It was as I was looking through the viewfinder, that I saw a brilliant flash of light reflecting off all the walls in the room.
No noise... just pure, white light. I've fired off hundreds of thousands of flashes in my life and each one is accompanied by an audible pop as the capacitor discharges. This was conspicuous by its quiet. Just brilliant, room filling light and then, nothing.
My first thought was that someone had fired a flash from behind me but as I swiveled my head around I was surprised to not find anyone there. Maybe a car headlight was my next thought but again, there were no windows or doors where that angle would have made sense.
My girlfriend, sitting at the table with everyone else looked at me quizzically... "I thought you said there wasn't a flash on that camera?"
Of course, no. There wasn't. Still, everyone sitting around the table had the same description of a ball of light coming from the camera at the same moment I saw the corresponding reflections bouncing off the walls.
|These frames were taken a few seconds apart. Sometime in between, everyone witnessed the ball of light. The expressions are basically, "you're kidding, right?".|
Now this might be a good time to interject that I'm a devout agnostic, not the least bit superstitious and have zero tolerance for psychic mumbo jumbo. Still, something really odd and inexplicable happened that night and witnessed by a group of people who years later, still recall all the details as if it happened yesterday.
So the ghost part of the story ends there. I know... maybe not a full blown ghost story but this is after all, a photography blog. And no, that ball of light thing? It never, ever happened again.
We did spend the rest of the weekend trying to come up with plausible interpretations of what happened... blown out light bulbs, power surges, drug related hallucinations (it was the 70s after all) but nothing ever came close to a satisfactory explanation.
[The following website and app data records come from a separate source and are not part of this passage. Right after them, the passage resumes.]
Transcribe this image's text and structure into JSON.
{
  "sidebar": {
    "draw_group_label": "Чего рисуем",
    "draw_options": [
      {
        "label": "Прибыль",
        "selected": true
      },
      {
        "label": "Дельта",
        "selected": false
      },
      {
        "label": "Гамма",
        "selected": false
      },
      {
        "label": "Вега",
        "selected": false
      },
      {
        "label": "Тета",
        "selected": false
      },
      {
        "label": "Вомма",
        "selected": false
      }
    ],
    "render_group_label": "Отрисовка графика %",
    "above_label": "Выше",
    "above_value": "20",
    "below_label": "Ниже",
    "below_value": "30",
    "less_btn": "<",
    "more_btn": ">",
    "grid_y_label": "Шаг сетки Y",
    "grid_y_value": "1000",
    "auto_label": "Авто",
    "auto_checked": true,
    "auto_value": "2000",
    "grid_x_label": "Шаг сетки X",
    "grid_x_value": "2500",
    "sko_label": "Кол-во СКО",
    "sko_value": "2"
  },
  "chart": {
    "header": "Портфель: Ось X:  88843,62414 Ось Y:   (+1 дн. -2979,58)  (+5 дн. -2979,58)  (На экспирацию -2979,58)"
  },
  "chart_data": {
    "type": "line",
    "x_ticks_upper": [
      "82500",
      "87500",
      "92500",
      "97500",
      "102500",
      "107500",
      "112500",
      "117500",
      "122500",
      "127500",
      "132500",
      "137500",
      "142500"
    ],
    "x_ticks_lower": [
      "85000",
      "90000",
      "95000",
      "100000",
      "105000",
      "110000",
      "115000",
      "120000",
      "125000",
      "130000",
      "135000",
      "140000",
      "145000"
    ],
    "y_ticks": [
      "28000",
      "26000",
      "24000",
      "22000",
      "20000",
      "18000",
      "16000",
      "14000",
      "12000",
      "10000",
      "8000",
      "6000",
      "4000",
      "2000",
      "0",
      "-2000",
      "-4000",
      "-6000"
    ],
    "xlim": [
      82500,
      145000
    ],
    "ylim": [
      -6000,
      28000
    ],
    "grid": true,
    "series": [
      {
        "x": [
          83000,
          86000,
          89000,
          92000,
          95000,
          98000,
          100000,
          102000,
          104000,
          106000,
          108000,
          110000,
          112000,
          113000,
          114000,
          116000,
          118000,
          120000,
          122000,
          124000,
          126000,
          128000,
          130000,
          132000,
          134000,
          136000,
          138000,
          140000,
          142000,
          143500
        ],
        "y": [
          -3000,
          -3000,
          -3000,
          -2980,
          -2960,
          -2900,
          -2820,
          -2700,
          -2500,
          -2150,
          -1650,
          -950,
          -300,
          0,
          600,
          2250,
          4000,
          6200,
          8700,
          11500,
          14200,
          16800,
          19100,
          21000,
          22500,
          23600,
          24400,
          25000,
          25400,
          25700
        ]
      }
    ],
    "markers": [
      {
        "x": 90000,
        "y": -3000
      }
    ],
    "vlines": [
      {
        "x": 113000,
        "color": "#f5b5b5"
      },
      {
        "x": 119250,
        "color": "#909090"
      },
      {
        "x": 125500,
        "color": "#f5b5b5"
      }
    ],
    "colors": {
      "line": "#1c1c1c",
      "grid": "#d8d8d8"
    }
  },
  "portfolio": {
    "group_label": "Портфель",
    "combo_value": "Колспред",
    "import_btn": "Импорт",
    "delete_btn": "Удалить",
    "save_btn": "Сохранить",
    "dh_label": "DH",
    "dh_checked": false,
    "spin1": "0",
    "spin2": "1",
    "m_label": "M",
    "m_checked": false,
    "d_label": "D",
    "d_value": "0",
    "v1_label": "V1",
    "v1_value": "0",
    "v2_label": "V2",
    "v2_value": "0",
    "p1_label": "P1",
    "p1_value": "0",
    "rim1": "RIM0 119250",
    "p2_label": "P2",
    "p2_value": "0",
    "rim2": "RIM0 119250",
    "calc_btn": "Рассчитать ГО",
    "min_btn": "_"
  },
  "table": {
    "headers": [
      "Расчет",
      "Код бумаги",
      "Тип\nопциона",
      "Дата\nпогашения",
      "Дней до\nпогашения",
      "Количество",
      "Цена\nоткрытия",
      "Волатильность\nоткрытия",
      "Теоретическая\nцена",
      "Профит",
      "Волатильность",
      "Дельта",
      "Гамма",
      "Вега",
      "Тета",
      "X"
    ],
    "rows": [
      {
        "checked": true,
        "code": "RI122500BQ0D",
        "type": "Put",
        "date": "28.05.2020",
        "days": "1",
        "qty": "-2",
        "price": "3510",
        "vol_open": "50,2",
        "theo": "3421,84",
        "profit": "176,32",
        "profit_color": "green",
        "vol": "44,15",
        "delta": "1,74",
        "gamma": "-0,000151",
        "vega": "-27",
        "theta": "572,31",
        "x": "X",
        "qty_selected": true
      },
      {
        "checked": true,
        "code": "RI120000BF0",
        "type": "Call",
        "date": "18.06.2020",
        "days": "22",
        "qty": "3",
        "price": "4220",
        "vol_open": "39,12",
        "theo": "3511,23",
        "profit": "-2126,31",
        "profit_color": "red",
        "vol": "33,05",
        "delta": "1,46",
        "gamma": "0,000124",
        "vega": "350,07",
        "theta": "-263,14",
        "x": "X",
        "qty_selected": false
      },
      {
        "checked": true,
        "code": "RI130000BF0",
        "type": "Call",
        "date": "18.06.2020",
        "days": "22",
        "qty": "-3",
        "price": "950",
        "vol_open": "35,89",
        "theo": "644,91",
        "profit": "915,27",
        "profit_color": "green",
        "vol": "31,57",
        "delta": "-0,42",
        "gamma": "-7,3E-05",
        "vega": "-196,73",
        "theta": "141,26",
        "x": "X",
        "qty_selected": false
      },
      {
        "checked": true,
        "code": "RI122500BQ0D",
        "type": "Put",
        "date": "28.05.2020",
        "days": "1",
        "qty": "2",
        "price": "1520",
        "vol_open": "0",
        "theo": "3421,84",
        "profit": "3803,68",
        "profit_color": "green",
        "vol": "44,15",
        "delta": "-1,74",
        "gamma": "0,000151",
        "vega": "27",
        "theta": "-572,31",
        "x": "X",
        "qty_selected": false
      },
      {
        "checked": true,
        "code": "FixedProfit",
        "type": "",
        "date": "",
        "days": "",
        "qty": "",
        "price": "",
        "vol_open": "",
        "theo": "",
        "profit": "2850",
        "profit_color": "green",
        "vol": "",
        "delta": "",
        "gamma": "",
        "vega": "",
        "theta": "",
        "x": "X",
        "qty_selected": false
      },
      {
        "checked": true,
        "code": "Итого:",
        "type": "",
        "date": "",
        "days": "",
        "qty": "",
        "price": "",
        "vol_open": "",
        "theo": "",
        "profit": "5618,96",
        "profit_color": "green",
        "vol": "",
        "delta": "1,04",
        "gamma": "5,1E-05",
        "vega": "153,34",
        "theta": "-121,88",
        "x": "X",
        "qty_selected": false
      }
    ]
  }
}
If there are any mystics or physicists out there, I'd welcome your interest.
But I Really Liked the CameraParanormal phenomenon aside, it did turn out to be a really great little camera. In retrospect, it's limitations forced me to learn more about photography than I would have with any conventional camera. Not having an built in meter made me pretty savvy at estimating exposures. The small size made it easy to keep stashed away in my jacket pocket. Having 72 frames to to play with meant I could afford to shoot and experiment as much as I wanted without going broke. The small negative size forced me to actually pay attention to what was in the viewfinder and intentionally crop tight... I didn't have the luxury of a lot of pixels to waste. Decades before smartphones gave people the possibility of always having a camera with them, this gave me the tools to do the same.
Driving around New York late one night I even put it through its landscape paces. The cross shaped highlights on the lights are from the minimal number of blades on the diaphragm. I've printed them out at 11x14 and still found the grain and sharpness to be not only acceptable but to have a kind of filmy character not easily reproduced in digital.